Pictured above is today’s studio demonstration.  I resumed work on the Saint Ignatius Academy that I haven’t touched for about three weeks, and am really looking forward to getting up-to-my-elbows in this painting again.  It was a pleasure working on it today, and answering questions from the workshop participants.  After a day of plein air yesterday, we chose to stay indoors today and work in a studio atmosphere.  The conversations were first-rate, and I appreciated each and every artist who engaged in our shared activity today.  I miss them already.

Thanks for reading.

Saturday Morning in the Painter’s Studio, with Coffee

March 17, 2012

Saint Ignatius Academy Saturday Morning, in Progress
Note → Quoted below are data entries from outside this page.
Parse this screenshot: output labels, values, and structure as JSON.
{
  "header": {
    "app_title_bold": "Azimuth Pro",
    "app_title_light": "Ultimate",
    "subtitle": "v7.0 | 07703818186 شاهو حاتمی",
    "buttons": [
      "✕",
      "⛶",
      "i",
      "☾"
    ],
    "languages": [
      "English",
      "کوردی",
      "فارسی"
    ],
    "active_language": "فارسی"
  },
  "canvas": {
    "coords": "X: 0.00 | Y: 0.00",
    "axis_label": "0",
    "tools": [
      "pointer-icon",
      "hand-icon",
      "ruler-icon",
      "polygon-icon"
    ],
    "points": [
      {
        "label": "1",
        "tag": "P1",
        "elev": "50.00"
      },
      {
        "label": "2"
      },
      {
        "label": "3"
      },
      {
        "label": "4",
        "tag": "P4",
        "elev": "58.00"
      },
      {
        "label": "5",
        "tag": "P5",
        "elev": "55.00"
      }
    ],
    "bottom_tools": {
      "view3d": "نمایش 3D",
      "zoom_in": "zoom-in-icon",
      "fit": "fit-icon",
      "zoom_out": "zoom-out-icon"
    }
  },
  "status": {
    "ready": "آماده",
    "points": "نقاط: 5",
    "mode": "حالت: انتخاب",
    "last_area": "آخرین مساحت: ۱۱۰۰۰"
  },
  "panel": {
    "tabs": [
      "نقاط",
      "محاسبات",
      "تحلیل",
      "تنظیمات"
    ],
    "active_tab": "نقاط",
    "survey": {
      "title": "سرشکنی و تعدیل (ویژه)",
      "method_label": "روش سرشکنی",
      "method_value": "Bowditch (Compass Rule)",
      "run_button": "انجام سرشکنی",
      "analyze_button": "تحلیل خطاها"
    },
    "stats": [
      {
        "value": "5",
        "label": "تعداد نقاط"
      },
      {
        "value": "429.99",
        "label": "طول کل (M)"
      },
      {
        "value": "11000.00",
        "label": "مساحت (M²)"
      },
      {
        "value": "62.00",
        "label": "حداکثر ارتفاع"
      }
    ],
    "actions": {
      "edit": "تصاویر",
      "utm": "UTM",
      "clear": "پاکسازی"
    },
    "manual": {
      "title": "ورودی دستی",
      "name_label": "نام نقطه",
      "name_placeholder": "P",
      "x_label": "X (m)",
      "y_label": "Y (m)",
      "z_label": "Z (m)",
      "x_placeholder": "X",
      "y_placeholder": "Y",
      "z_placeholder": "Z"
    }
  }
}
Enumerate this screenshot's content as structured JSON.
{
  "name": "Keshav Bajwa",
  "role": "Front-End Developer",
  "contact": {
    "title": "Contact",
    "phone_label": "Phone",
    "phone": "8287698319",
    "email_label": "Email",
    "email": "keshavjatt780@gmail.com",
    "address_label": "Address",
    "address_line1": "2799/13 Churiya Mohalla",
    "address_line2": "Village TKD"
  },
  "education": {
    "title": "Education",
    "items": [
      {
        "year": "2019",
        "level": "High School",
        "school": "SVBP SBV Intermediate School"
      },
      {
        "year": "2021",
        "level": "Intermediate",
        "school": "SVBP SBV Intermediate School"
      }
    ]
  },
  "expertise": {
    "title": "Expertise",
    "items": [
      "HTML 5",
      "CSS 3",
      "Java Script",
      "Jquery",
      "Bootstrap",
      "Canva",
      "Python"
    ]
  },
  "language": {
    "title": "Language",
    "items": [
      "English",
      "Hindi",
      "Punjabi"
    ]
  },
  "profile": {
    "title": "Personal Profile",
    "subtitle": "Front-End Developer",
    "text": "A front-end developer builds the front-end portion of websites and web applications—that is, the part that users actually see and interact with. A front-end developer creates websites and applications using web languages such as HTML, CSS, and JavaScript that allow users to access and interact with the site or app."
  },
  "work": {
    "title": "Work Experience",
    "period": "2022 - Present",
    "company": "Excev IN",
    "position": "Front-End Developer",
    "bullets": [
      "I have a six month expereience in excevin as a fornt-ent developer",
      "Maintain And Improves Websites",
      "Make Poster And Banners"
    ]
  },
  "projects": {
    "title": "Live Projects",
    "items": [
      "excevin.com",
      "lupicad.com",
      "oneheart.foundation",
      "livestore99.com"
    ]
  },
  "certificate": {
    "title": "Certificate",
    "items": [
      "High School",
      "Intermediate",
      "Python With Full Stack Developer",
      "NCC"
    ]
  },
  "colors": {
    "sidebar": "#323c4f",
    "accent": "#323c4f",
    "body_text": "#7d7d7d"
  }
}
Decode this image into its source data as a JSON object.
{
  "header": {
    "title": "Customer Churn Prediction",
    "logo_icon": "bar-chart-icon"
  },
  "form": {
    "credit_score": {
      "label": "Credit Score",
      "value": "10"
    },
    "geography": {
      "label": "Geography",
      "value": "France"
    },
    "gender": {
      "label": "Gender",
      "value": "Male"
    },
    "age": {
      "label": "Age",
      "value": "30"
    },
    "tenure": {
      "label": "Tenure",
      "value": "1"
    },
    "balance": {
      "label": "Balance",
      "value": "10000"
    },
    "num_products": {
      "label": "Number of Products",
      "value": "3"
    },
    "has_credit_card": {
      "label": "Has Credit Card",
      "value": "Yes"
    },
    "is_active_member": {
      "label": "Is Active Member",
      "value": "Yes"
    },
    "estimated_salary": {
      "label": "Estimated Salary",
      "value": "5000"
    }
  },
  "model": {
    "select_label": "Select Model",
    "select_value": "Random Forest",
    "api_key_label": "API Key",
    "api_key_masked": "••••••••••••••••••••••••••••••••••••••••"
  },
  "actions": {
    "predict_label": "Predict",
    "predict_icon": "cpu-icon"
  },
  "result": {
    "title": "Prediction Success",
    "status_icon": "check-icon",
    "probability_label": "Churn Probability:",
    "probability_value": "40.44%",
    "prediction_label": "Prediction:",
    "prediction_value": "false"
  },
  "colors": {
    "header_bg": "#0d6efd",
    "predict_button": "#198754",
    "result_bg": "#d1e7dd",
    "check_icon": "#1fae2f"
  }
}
My graduate work (long ago) was in theology, and now that I’m up to my elbows in this study of an ecclesiastical structure, parallels keep running through my head between the life I once lived clustered in a scholar’s den and the one I live now in my painting studio.  The hours I’ve kept this week during Spring Break have been just as erratic as the ones I lived while working on a Ph.D.  I retired to bed at 3 a.m., and then rose a little after 8:00 this morning to return to the garage.

I pulled a volume from my shelf that has been a comfort since the early 1980’s: Revolutionary Theology in the Making: Barth-Thurneysen Correspondence 1914-1925.  When the theologian Karl Barth was a young pastor in the Swiss mining town of Safenwil, his sole sustenance in spiritual companionship came from another young pastor, Edouard Thurneysen, who lived on the other side of the mountain.  They kept up a brisk correspondence, updating one another on their scholarly and pastoral pursuits as they laid the foundations for Neo-Orthodoxy, a revolutionary theology that arrived with the First World War.

This excerpt from Barth made me laugh: ” . . . this hot summer will ever be unforgettable for me.  I amble like a drunk man back and forth between writing desk, dining table, and bed, traveling each kilometer with my eye already on the next one.”  I knew that sentiment while writing papers and sermons during the course of my graduate program, and have known it recently during this holiday when the obsession to work on larger watercolors seized me.

Today is a delicious Saturday morning, and yes, I am going to pick up the brush the moment I finish this blog.  The suburban sounds are pleasing, the light is clear, and the scent from last night’s rain is a sweet one rising from the lawn just outside my open garage door.  The neighbor is mowing (I’m so glad the guy we hired did our lawn yesterday, before the rain), and I’ve always liked the sounds of lawnmowers on the weekends across suburbia–never an annoying sound to me.

I’m going to enclose another passage from one of Barth’s letters: “[The writing of the lecture] is going at full strength and an unbroken pillar of smoke is rising from my pipe to the ceiling as in the best times of my life.”  I don’t smoke a pipe, but I do have a full pot of Starbuck’s coffee brewed, and my cup will remain full as Barth’s pipe bowl did on his best days in the study.

O.K., the Saint Ignatius painting posted.  A watercolorist colleague whom I greatly admire has just sent me encouragement to jump right in to the intimidating details of this structure.  And I shall.  While writing this blog, it dawned on me that I should try a complementary juxtaposition of violets and ochres as I work on the texturing of this rusticated stone exterior, and get serious about the shadows.  It’s time to make this composition “pop” and that is only going to happen when the contrast gets loaded in.  So, that’s my next step.

What a delicious Saturday morning!  Thanks for sharing this moment with me (all of you readers, and the lingering muse/spirit of Barth).